Milk does relieve PMS symptoms

By Carrie Johnson Weimar • Published: October 24th, 2011
Category: Health in a Heartbeat

As advertising ideas go, most people agree now it was a pretty bad one. The California Milk Processor Board recently tried to market its product to men as a means of reducing the symptoms of premenstrual syndrome in women.

The centerpiece of the campaign was a special website, where the board offered up pre-approved apologies for harried husbands, such as I’m sorry for the things I did or didn’t do. It also featured an emergency milk finder so guys could get their ladies the delectable dairy drink stat.

The campaign was widely criticized for being sexist and offensive, and the board quickly pulled the plug. But was there any truth behind the ads? Could a dose of milk really help reduce PMS?

According to a study conducted on thousands of nurses during a 10-year period, there is validity to the claim.

PMS typically occurs between the time of ovulation and the first day of a woman’s period. The condition affects about three-fourths of women, and the most common symptoms include cramps, depression and irritability.

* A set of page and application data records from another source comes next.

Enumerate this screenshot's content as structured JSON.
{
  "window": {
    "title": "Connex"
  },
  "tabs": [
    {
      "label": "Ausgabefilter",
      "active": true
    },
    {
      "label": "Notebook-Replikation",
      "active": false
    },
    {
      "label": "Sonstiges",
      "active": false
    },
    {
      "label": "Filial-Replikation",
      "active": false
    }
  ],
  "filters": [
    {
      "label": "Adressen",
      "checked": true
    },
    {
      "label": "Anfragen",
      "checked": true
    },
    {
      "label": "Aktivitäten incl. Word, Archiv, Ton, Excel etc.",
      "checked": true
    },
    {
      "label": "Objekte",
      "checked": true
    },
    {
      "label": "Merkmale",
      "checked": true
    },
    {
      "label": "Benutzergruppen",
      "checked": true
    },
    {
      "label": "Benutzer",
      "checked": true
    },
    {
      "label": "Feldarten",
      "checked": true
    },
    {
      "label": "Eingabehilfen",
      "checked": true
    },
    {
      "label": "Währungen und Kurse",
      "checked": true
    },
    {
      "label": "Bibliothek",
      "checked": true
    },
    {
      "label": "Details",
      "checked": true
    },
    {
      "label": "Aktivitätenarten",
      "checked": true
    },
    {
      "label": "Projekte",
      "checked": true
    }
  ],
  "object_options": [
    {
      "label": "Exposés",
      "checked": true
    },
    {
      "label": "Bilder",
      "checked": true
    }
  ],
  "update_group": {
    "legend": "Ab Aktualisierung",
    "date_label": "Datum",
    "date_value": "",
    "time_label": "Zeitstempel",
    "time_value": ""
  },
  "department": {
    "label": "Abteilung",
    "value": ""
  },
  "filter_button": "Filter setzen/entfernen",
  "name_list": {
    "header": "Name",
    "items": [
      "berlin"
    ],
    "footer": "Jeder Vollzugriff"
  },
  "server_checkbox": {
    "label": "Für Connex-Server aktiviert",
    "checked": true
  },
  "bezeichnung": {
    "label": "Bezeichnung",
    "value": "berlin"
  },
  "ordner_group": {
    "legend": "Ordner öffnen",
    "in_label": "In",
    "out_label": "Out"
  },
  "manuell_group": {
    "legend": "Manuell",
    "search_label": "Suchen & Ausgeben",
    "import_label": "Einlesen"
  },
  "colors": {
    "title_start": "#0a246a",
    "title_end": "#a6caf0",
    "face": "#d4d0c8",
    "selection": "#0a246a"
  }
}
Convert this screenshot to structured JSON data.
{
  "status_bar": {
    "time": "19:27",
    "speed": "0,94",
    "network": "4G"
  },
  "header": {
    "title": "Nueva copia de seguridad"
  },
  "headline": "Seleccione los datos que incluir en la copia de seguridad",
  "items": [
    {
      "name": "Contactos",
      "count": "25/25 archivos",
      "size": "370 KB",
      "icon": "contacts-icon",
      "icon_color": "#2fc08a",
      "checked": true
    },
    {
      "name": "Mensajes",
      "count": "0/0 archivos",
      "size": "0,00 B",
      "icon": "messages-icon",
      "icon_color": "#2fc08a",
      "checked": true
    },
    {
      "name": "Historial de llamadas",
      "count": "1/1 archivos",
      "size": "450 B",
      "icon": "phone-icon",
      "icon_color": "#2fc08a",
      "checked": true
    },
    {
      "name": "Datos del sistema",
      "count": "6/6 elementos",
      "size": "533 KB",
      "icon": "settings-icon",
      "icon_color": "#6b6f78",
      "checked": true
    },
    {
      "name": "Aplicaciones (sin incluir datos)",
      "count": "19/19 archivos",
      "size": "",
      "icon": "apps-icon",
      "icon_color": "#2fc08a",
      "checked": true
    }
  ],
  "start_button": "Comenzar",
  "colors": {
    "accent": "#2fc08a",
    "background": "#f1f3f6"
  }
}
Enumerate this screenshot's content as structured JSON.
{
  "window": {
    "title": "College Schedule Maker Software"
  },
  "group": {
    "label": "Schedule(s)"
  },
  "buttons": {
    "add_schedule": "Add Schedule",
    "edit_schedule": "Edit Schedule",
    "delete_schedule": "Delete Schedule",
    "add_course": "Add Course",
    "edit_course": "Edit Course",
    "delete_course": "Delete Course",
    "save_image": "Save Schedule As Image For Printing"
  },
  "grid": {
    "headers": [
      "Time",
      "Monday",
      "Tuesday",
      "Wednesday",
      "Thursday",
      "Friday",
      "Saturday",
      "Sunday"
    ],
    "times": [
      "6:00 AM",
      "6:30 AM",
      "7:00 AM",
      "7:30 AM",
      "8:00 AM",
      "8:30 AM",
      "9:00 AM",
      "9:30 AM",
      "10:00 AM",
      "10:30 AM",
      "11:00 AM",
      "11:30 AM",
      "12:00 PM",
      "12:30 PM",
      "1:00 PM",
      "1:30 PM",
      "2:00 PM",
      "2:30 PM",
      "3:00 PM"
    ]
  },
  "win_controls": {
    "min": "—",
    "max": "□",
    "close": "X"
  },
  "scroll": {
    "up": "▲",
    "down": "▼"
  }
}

The research, conducted between 1991 and 2001, showed that women who had the most vitamin D and calcium from foods in their diet experienced fewer PMS symptoms than those who got little of these nutrients. The study also showed that women who drank at least two servings of low-fat or non-fat milk per day were at significantly lower risk for developing PMS, compared with women who had only one serving per week. This is no surprise considering each cup of milk packs in 300 milligrams of calcium and about 125 units of vitamin D.

So, while the California milk board’s ad campaign may have ultimately failed, at least it did bring to light an important fact. Milk can help reduce the symptoms of PMS, and that’s no joke.